Conversion of Properties into Inns and Small Hotels
With the number of people that are expected to arrive, it would be necessary to develop a means of housing all of them. The solution to this is quite simple and helps to promote the conservation of the buildings in Clifton Park as well. The various historic buildings can be converted into small hotels, inns, and hostels that visitors can stay in during the festival. This helps to not only promote their historic quality but ensures their continued conservation through constant use and upkeep by the management of the establishment.
Overall, it is expected that with the implementation of festival tourism within Clifton Park, this should help to not only boost the local economy but also helps to preserve the historic nature of the site as well.
Alonso, A, & O’Neill, M 2011, ‘A comparative study of farmers’ markets visitors’ needs and wants: the case of Alabama’, International Journal Of Consumer Studies, vol.35, no.3, pp. 290-299.
Chen, SC 2011, ‘Residents’ Perceptions of the Impact of Major Annual Tourism Events in Macao: Cluster Analysis’, Journal Of Convention & Event Tourism, vol.12, no.2, pp. 106-128.
Erkuş-Őztűrk, H, & Terhorst, P 2012, ‘Two Micro-models of Tourism Capitalism and the (Re)Scaling of State–Business Relations’, Tourism Geographies, vol.14, no.3, pp. 494-523.
Tiatco, AP 2010, ‘”Libad nang Apung Iru” and “Pamamaku king Krus”: Performances of Ambivalence in Kapampangan Cultural Spectacles’, TDR: The Drama Review, 54, 2, pp. 91-102.
Tinsley, R, & Lynch, P 2008, ‘Differentiation and tourism destination development: Small business success in a close-knit community’, Tourism & Hospitality Research, vol.8, no.3, pp. 161-177.

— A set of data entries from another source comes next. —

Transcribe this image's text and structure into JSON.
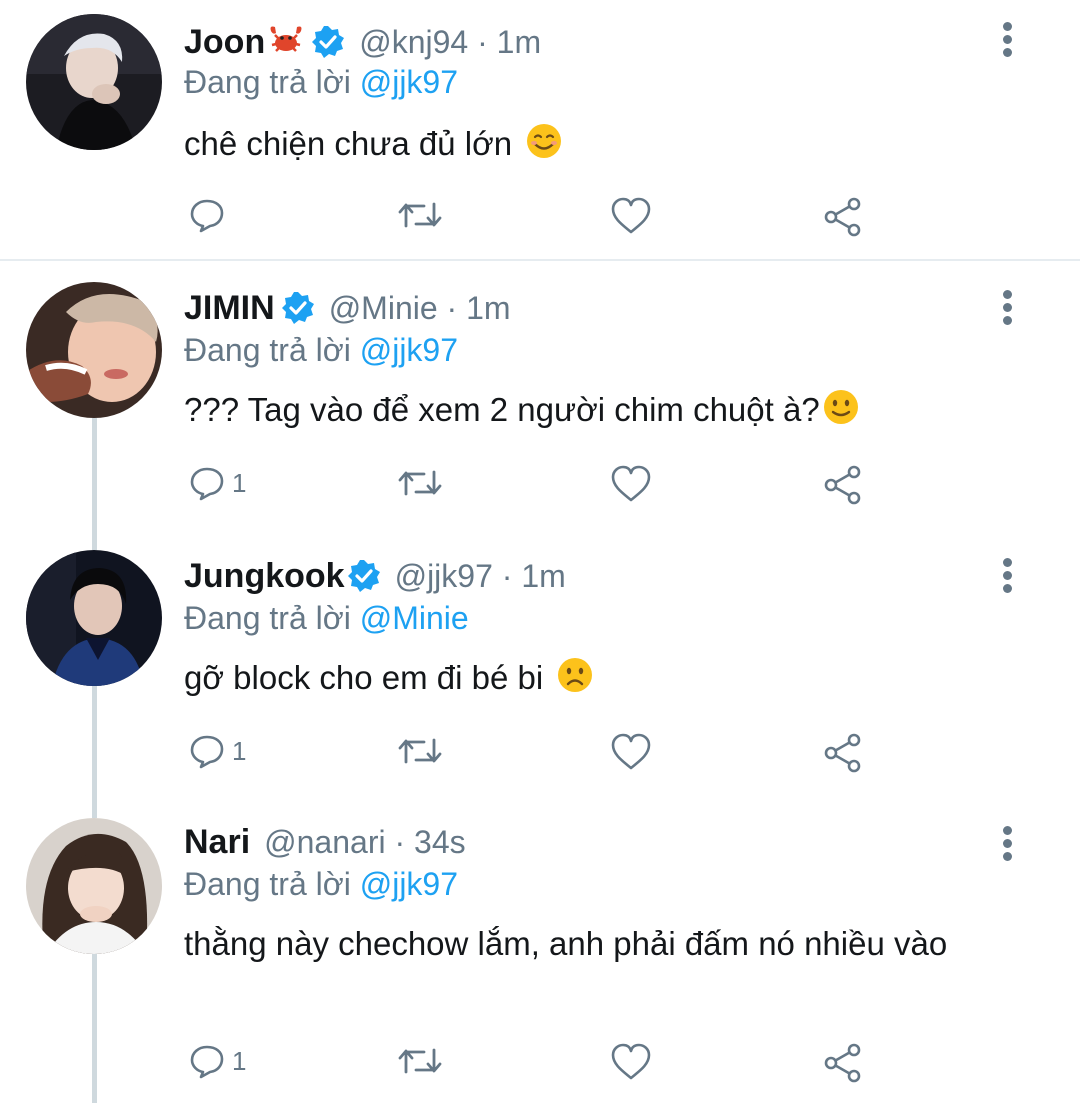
{
  "colors": {
    "accent": "#1da1f2",
    "secondary": "#657786",
    "text": "#14171a",
    "divider": "#e6ecf0",
    "thread": "#cfd9de"
  },
  "tweets": [
    {
      "name": "Joon",
      "name_emoji": "crab-emoji",
      "verified": true,
      "handle_time": "@knj94 · 1m",
      "reply_prefix": "Đang trả lời ",
      "reply_to": "@jjk97",
      "text": "chê chiện chưa đủ lớn",
      "text_emoji": "smiling-face-emoji",
      "reply_count": "",
      "avatar": "avatar-joon"
    },
    {
      "name": "JIMIN",
      "verified": true,
      "handle_time": "@Minie · 1m",
      "reply_prefix": "Đang trả lời ",
      "reply_to": "@jjk97",
      "text": "??? Tag vào để xem 2 người chim chuột à?",
      "text_emoji": "slightly-smiling-face-emoji",
      "reply_count": "1",
      "avatar": "avatar-jimin"
    },
    {
      "name": "Jungkook",
      "verified": true,
      "handle_time": "@jjk97 · 1m",
      "reply_prefix": "Đang trả lời ",
      "reply_to": "@Minie",
      "text": "gỡ block cho em đi bé bi",
      "text_emoji": "frowning-face-emoji",
      "reply_count": "1",
      "avatar": "avatar-jungkook"
    },
    {
      "name": "Nari",
      "verified": false,
      "handle_time": "@nanari · 34s",
      "reply_prefix": "Đang trả lời ",
      "reply_to": "@jjk97",
      "text": "thằng này chechow lắm, anh phải đấm nó nhiều vào",
      "reply_count": "1",
      "avatar": "avatar-nari"
    }
  ],
  "icons": {
    "reply": "reply-icon",
    "retweet": "retweet-icon",
    "like": "like-icon",
    "share": "share-icon",
    "more": "more-vertical-icon"
  }
}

Visser, G 2005, ‘Let’s Be Festive: Exploratory Notes on Festival Tourism in South Africa’, Urban Forum, vol.16, no.2, pp. 155-175.